Anyhow, I think it’s time we changed the archaic term ‘public servant’ or ‘civil servant’ to ‘public worker’. Maybe then we’ll finally see them as one of our own and accord them due sympathy in their pecuniary plights. And maybe the Government won’t be so fast to use ‘divide and conquer’ tactics in their resistance to justifiable pay demands from those on the public pay roll.

Nevertheless, I’m delighted to hear that some sections of the public service are finally being appreciated and that nurses, in particular, may now be in line for a better pay deal because they have wisely made themselves scarce, and won’t accept the crumbs from the table or the terrible conditions anymore. If more public servants did likewise, we’d be in a right pickle, so maybe we should appreciate them all while we have them.

The secondary teachers in the ASTI union are a case in point. They have suffered undeniable pay discrimination for the past seven years and have been forced to put in fake extra working hours so that the ever grudging public won’t ever again be able to say ‘teachers have it so good with their short days and their long holidays’. If we could, we’d keep them in until midnight. It’s called dealing with the politics of envy.
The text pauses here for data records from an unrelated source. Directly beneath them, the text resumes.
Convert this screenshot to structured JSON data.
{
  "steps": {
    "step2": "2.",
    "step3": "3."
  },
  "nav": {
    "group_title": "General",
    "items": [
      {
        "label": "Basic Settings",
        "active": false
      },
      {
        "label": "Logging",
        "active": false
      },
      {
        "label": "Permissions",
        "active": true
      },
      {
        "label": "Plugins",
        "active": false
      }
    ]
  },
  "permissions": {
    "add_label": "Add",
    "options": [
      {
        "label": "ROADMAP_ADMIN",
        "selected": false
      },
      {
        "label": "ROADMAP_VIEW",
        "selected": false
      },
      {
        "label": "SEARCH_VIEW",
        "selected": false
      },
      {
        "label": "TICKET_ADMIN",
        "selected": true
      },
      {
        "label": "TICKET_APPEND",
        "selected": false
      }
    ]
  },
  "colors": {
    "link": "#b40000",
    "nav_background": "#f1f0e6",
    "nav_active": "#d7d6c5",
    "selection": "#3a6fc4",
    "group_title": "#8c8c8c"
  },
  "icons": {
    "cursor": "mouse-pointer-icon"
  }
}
Now, the teachers have rejected the latest pay offer at great financial cost to themselves and their families, because it did not properly address the unjust discrimination suffered by young teachers. The way the Minister and the Department are reacting, anyone would think that they rejected it out of sheer cussedness. But isn’t it time to by-pass the Minister and the Department altogether and take this blatant pay discrimination issue to the European Court of Justice – while we still have an EU?

Meanwhile the Minister, announcing further plans to make the Irish education system the best in Europe within a decade, says that we’re lucky to have so many dedicated and committed teachers. In that case, why don’t we treat them fairly – even pay them more than they’re worth to keep them? At the same time the Department is insisting on turning all teachers into robots with the aim, no doubt, of replacing them with real robots in the years ahead in case they go and make themselves scarce like the nurses. The trouble is that nobody knows who is dictating educational policy in this country anymore, but it isn’t the public and that’s for sure. If they were, things might be even worse for the teachers.

Now, I don’t know if you could call public service a vocation, especially when the public likes to act like the master of the house. I don’t know either if you could call teaching or even nursing a vocation. But it’s a handy term to use when we feel like exploiting those who are trying to earn a living working for us.